Your goal: Where does the word "folder" occur in the data below? Copy each line that holds it.

Source records:
▬▬▬
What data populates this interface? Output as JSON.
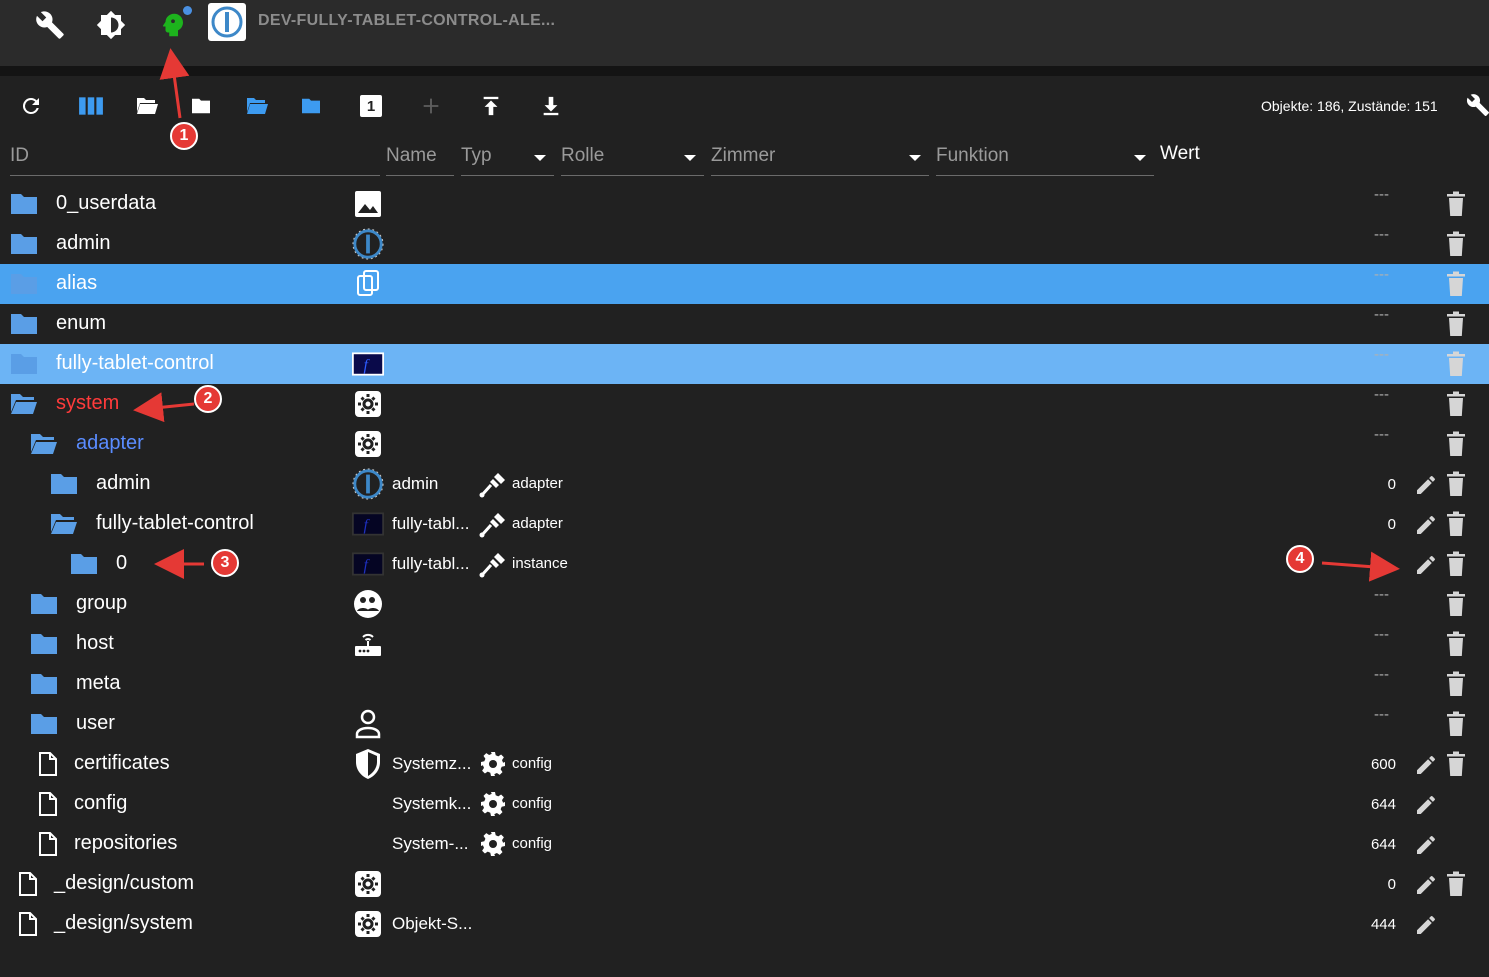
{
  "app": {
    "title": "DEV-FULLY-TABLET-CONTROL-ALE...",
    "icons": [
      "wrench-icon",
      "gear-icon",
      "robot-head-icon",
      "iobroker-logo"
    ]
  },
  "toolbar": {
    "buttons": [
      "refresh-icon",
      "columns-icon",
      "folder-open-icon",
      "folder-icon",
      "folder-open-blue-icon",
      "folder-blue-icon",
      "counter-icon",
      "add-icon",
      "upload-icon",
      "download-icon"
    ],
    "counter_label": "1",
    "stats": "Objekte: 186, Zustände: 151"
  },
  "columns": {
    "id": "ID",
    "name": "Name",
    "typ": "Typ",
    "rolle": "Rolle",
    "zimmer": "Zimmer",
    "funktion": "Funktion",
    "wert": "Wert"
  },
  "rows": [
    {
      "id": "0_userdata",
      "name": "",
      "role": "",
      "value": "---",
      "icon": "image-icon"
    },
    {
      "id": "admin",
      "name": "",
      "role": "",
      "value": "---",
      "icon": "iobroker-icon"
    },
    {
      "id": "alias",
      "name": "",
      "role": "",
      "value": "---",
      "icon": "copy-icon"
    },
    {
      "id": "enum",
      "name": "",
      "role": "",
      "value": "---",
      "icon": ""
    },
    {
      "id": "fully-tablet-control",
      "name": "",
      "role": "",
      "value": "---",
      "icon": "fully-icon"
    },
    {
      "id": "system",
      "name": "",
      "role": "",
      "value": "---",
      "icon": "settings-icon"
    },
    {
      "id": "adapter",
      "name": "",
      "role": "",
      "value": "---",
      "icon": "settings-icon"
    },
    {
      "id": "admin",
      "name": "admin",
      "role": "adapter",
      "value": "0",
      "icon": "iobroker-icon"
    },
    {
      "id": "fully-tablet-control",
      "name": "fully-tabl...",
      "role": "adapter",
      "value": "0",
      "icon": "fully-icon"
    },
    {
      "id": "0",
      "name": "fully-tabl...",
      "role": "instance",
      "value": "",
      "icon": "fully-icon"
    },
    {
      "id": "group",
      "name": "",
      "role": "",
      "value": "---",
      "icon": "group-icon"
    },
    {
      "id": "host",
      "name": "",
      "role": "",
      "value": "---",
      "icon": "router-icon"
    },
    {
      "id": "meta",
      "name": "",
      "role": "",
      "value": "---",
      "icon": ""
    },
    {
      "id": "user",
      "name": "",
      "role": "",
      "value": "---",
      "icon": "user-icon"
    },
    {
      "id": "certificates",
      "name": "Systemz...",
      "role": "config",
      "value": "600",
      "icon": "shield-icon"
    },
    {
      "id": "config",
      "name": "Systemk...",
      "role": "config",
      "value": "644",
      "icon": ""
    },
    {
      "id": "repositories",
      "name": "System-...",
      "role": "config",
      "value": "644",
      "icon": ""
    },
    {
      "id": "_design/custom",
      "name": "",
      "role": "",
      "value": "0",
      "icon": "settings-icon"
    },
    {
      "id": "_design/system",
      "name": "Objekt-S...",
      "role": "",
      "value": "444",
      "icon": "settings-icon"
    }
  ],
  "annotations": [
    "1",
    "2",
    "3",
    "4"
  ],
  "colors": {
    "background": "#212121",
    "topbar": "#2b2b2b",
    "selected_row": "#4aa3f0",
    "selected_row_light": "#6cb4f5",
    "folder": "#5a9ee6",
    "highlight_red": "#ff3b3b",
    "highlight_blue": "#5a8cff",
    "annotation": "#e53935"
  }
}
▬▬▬
Result:
      "folder-open-icon",
      "folder-icon",
      "folder-open-blue-icon",
      "folder-blue-icon",
    "folder": "#5a9ee6",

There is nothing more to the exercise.